■ Work to be completed ■
State how many lines below hold the word "kind". Give that number and no other text.

■ Dataset records ■
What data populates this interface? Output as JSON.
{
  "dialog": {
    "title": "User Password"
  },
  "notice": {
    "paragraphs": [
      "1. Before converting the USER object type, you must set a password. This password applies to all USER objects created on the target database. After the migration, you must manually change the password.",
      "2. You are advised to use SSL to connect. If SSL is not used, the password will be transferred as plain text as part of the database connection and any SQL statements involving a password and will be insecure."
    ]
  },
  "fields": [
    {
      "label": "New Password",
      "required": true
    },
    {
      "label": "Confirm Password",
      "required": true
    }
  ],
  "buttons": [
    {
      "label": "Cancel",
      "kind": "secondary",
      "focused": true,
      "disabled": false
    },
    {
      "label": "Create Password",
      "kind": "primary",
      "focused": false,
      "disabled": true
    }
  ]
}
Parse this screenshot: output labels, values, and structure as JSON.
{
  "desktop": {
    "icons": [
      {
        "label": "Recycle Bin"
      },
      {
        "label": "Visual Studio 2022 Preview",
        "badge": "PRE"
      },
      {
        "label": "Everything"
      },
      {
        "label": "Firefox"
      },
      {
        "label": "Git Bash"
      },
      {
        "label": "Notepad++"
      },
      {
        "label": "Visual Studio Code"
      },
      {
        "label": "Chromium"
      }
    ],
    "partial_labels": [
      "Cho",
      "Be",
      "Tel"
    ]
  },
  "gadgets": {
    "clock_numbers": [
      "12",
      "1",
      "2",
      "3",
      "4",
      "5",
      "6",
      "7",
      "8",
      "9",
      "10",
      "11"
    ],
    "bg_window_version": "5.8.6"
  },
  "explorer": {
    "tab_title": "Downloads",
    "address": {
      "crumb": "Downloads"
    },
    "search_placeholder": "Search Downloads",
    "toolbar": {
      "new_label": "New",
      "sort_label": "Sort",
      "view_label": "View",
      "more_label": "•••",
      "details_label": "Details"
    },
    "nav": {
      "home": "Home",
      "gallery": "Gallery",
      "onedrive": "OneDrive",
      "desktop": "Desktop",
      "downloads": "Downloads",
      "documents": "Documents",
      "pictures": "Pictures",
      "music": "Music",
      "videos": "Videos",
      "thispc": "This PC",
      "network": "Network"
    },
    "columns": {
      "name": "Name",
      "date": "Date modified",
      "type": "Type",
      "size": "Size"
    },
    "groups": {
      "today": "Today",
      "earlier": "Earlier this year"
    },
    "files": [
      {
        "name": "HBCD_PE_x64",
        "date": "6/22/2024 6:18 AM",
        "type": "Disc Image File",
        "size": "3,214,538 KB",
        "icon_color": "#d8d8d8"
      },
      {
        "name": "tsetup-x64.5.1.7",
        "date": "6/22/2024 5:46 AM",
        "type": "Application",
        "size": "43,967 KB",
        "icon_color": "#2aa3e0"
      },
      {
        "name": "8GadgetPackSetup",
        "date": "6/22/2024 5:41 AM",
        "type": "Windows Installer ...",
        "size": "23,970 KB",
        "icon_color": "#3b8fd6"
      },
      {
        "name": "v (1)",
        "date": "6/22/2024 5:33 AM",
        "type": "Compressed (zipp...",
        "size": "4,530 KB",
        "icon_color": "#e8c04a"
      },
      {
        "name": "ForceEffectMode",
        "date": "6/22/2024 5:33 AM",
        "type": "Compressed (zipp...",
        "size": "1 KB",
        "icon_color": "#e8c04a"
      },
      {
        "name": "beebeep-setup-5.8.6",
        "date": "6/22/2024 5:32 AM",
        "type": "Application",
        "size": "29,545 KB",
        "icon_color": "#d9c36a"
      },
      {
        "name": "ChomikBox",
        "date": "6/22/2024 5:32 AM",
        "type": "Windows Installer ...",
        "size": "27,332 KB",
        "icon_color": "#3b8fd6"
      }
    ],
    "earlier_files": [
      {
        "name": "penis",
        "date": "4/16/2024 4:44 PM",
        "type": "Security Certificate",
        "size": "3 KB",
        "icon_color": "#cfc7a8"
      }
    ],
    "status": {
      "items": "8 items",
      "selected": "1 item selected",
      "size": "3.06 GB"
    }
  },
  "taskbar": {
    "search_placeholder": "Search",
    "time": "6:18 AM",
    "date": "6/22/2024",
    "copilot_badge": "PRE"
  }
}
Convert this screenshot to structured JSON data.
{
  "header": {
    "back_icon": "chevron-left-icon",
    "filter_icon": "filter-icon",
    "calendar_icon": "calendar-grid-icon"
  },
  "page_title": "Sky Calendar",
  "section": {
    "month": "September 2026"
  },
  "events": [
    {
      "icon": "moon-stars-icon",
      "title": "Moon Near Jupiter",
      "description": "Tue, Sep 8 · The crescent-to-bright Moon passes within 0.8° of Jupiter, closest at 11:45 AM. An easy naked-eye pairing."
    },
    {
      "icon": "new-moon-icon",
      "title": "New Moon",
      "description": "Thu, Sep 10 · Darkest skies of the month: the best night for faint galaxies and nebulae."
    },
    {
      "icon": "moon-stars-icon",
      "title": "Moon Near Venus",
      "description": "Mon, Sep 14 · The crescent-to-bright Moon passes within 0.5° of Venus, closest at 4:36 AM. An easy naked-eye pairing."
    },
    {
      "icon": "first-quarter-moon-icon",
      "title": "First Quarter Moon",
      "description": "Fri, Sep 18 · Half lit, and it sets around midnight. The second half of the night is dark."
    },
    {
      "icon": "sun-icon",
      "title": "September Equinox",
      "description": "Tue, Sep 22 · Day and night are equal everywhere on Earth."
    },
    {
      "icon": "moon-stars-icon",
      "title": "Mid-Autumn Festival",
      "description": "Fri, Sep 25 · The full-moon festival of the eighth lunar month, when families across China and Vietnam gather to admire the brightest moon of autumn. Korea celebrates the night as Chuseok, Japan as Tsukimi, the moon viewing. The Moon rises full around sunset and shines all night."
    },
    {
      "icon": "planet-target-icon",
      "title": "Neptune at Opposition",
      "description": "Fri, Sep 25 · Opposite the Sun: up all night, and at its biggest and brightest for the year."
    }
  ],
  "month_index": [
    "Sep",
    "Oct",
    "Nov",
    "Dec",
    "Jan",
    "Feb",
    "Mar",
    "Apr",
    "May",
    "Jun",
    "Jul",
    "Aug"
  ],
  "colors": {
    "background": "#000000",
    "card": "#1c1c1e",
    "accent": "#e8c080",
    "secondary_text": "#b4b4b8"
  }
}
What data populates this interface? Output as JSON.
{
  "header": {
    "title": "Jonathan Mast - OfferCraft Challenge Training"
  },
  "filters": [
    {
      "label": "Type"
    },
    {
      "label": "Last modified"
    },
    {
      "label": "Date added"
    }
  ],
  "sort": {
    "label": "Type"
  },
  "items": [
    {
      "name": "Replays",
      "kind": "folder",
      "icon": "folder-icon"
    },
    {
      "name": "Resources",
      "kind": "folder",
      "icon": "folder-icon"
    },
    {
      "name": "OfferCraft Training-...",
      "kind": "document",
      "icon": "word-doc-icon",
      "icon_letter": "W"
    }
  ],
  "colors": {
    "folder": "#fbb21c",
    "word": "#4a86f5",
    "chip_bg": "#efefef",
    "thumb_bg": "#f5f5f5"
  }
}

■ Solved exercise ■
5